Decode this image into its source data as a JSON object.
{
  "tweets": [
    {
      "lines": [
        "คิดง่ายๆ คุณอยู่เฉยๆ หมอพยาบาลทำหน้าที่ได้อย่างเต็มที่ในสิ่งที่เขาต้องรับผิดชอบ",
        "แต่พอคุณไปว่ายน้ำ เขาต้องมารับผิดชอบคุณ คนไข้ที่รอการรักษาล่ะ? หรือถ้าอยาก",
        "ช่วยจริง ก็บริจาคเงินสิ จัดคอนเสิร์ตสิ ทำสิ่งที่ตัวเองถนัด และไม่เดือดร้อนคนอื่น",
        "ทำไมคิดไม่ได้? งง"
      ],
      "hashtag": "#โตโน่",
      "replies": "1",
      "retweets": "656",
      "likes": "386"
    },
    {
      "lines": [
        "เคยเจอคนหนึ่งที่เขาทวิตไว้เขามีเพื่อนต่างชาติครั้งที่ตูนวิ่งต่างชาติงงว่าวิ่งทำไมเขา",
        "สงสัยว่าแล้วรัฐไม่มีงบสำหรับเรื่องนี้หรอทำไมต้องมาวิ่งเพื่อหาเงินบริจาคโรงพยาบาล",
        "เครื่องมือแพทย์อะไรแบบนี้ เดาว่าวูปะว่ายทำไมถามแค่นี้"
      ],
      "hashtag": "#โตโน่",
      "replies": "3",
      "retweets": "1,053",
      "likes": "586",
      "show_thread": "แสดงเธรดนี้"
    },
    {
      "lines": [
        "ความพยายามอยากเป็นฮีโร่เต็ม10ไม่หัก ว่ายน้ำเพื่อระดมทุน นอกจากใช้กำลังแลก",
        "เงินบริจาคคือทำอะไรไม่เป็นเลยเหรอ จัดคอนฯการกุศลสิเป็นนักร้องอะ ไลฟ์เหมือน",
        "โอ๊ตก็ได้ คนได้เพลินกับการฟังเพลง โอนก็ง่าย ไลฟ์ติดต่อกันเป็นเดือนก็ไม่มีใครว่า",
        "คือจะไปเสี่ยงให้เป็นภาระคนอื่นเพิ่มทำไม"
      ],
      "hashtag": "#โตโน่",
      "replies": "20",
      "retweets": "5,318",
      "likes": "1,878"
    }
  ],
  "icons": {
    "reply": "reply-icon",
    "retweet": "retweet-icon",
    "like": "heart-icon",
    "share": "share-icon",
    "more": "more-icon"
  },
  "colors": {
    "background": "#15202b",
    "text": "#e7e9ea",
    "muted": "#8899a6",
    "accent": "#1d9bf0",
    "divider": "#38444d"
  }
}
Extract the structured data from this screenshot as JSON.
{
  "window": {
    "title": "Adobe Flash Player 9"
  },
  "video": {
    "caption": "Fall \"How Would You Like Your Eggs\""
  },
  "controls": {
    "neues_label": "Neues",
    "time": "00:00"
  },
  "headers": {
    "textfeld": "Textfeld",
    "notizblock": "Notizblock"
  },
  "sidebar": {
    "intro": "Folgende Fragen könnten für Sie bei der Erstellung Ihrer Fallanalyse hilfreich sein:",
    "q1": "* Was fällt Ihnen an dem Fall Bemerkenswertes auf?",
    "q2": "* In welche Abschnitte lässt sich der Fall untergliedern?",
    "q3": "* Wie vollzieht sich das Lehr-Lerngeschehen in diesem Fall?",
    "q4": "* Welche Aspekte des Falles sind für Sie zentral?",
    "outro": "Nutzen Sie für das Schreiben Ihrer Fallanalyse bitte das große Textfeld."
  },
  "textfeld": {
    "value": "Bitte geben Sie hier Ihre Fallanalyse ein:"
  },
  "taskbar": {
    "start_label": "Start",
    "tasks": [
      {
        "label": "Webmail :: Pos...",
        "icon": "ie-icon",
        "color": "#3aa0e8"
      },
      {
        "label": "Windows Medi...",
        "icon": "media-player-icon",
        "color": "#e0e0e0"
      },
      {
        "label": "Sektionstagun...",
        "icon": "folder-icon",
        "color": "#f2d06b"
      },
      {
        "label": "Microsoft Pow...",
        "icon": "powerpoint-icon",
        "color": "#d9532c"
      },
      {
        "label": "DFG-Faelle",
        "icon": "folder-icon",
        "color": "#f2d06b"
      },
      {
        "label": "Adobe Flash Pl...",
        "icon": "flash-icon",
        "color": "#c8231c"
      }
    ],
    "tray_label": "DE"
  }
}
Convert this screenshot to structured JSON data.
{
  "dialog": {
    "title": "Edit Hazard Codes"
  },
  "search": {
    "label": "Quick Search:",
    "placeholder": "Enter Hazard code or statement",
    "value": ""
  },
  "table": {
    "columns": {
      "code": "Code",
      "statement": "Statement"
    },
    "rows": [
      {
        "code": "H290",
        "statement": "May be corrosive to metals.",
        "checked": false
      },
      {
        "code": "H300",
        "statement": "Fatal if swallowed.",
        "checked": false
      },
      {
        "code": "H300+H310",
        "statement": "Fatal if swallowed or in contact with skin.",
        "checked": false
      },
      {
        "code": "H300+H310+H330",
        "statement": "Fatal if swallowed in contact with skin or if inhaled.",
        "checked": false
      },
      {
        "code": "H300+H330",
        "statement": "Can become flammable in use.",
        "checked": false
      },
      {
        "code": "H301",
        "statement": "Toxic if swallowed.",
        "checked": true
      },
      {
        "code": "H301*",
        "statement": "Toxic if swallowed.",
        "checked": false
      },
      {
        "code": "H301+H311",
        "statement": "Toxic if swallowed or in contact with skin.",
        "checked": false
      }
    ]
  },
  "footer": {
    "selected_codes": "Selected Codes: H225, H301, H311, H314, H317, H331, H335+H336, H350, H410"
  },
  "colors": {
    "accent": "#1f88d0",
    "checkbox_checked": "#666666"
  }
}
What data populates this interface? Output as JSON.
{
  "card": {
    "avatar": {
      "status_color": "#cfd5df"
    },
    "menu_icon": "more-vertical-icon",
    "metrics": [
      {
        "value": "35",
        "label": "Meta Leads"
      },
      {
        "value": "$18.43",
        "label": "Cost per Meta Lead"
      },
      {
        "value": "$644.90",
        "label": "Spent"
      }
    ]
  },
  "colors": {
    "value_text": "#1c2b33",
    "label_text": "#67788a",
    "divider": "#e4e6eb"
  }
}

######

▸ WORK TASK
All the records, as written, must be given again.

▸ OUTPUT FOR THIS EXERCISE
Decode this image into its source data as a JSON object.
{
  "tweets": [
    {
      "lines": [
        "คิดง่ายๆ คุณอยู่เฉยๆ หมอพยาบาลทำหน้าที่ได้อย่างเต็มที่ในสิ่งที่เขาต้องรับผิดชอบ",
        "แต่พอคุณไปว่ายน้ำ เขาต้องมารับผิดชอบคุณ คนไข้ที่รอการรักษาล่ะ? หรือถ้าอยาก",
        "ช่วยจริง ก็บริจาคเงินสิ จัดคอนเสิร์ตสิ ทำสิ่งที่ตัวเองถนัด และไม่เดือดร้อนคนอื่น",
        "ทำไมคิดไม่ได้? งง"
      ],
      "hashtag": "#โตโน่",
      "replies": "1",
      "retweets": "656",
      "likes": "386"
    },
    {
      "lines": [
        "เคยเจอคนหนึ่งที่เขาทวิตไว้เขามีเพื่อนต่างชาติครั้งที่ตูนวิ่งต่างชาติงงว่าวิ่งทำไมเขา",
        "สงสัยว่าแล้วรัฐไม่มีงบสำหรับเรื่องนี้หรอทำไมต้องมาวิ่งเพื่อหาเงินบริจาคโรงพยาบาล",
        "เครื่องมือแพทย์อะไรแบบนี้ เดาว่าวูปะว่ายทำไมถามแค่นี้"
      ],
      "hashtag": "#โตโน่",
      "replies": "3",
      "retweets": "1,053",
      "likes": "586",
      "show_thread": "แสดงเธรดนี้"
    },
    {
      "lines": [
        "ความพยายามอยากเป็นฮีโร่เต็ม10ไม่หัก ว่ายน้ำเพื่อระดมทุน นอกจากใช้กำลังแลก",
        "เงินบริจาคคือทำอะไรไม่เป็นเลยเหรอ จัดคอนฯการกุศลสิเป็นนักร้องอะ ไลฟ์เหมือน",
        "โอ๊ตก็ได้ คนได้เพลินกับการฟังเพลง โอนก็ง่าย ไลฟ์ติดต่อกันเป็นเดือนก็ไม่มีใครว่า",
        "คือจะไปเสี่ยงให้เป็นภาระคนอื่นเพิ่มทำไม"
      ],
      "hashtag": "#โตโน่",
      "replies": "20",
      "retweets": "5,318",
      "likes": "1,878"
    }
  ],
  "icons": {
    "reply": "reply-icon",
    "retweet": "retweet-icon",
    "like": "heart-icon",
    "share": "share-icon",
    "more": "more-icon"
  },
  "colors": {
    "background": "#15202b",
    "text": "#e7e9ea",
    "muted": "#8899a6",
    "accent": "#1d9bf0",
    "divider": "#38444d"
  }
}
Extract the structured data from this screenshot as JSON.
{
  "window": {
    "title": "Adobe Flash Player 9"
  },
  "video": {
    "caption": "Fall \"How Would You Like Your Eggs\""
  },
  "controls": {
    "neues_label": "Neues",
    "time": "00:00"
  },
  "headers": {
    "textfeld": "Textfeld",
    "notizblock": "Notizblock"
  },
  "sidebar": {
    "intro": "Folgende Fragen könnten für Sie bei der Erstellung Ihrer Fallanalyse hilfreich sein:",
    "q1": "* Was fällt Ihnen an dem Fall Bemerkenswertes auf?",
    "q2": "* In welche Abschnitte lässt sich der Fall untergliedern?",
    "q3": "* Wie vollzieht sich das Lehr-Lerngeschehen in diesem Fall?",
    "q4": "* Welche Aspekte des Falles sind für Sie zentral?",
    "outro": "Nutzen Sie für das Schreiben Ihrer Fallanalyse bitte das große Textfeld."
  },
  "textfeld": {
    "value": "Bitte geben Sie hier Ihre Fallanalyse ein:"
  },
  "taskbar": {
    "start_label": "Start",
    "tasks": [
      {
        "label": "Webmail :: Pos...",
        "icon": "ie-icon",
        "color": "#3aa0e8"
      },
      {
        "label": "Windows Medi...",
        "icon": "media-player-icon",
        "color": "#e0e0e0"
      },
      {
        "label": "Sektionstagun...",
        "icon": "folder-icon",
        "color": "#f2d06b"
      },
      {
        "label": "Microsoft Pow...",
        "icon": "powerpoint-icon",
        "color": "#d9532c"
      },
      {
        "label": "DFG-Faelle",
        "icon": "folder-icon",
        "color": "#f2d06b"
      },
      {
        "label": "Adobe Flash Pl...",
        "icon": "flash-icon",
        "color": "#c8231c"
      }
    ],
    "tray_label": "DE"
  }
}
Convert this screenshot to structured JSON data.
{
  "dialog": {
    "title": "Edit Hazard Codes"
  },
  "search": {
    "label": "Quick Search:",
    "placeholder": "Enter Hazard code or statement",
    "value": ""
  },
  "table": {
    "columns": {
      "code": "Code",
      "statement": "Statement"
    },
    "rows": [
      {
        "code": "H290",
        "statement": "May be corrosive to metals.",
        "checked": false
      },
      {
        "code": "H300",
        "statement": "Fatal if swallowed.",
        "checked": false
      },
      {
        "code": "H300+H310",
        "statement": "Fatal if swallowed or in contact with skin.",
        "checked": false
      },
      {
        "code": "H300+H310+H330",
        "statement": "Fatal if swallowed in contact with skin or if inhaled.",
        "checked": false
      },
      {
        "code": "H300+H330",
        "statement": "Can become flammable in use.",
        "checked": false
      },
      {
        "code": "H301",
        "statement": "Toxic if swallowed.",
        "checked": true
      },
      {
        "code": "H301*",
        "statement": "Toxic if swallowed.",
        "checked": false
      },
      {
        "code": "H301+H311",
        "statement": "Toxic if swallowed or in contact with skin.",
        "checked": false
      }
    ]
  },
  "footer": {
    "selected_codes": "Selected Codes: H225, H301, H311, H314, H317, H331, H335+H336, H350, H410"
  },
  "colors": {
    "accent": "#1f88d0",
    "checkbox_checked": "#666666"
  }
}
What data populates this interface? Output as JSON.
{
  "card": {
    "avatar": {
      "status_color": "#cfd5df"
    },
    "menu_icon": "more-vertical-icon",
    "metrics": [
      {
        "value": "35",
        "label": "Meta Leads"
      },
      {
        "value": "$18.43",
        "label": "Cost per Meta Lead"
      },
      {
        "value": "$644.90",
        "label": "Spent"
      }
    ]
  },
  "colors": {
    "value_text": "#1c2b33",
    "label_text": "#67788a",
    "divider": "#e4e6eb"
  }
}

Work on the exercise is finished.